▶ [AIM OF THE EXERCISE] Copy each line below that has "user".

TASK INPUTS below:

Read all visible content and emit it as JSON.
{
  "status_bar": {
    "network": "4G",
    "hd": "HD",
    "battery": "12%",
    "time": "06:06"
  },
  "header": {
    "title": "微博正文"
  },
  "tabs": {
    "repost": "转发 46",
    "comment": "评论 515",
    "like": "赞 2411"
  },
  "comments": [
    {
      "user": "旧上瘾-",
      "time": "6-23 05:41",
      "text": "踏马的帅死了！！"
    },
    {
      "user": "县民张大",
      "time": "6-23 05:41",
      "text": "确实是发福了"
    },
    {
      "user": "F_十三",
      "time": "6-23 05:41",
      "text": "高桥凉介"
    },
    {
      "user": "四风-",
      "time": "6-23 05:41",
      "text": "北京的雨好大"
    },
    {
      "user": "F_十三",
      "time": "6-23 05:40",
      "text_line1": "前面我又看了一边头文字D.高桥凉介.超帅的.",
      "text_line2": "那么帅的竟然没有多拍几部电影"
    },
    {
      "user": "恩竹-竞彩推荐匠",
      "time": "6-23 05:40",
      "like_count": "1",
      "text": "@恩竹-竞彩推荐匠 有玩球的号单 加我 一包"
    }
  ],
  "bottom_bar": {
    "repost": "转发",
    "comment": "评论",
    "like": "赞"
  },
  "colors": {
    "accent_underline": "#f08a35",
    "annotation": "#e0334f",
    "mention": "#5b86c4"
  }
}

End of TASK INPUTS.

▶ [SOLUTION TO THE EXERCISE]
      "user": "旧上瘾-",
      "user": "县民张大",
      "user": "F_十三",
      "user": "四风-",
      "user": "F_十三",
      "user": "恩竹-竞彩推荐匠",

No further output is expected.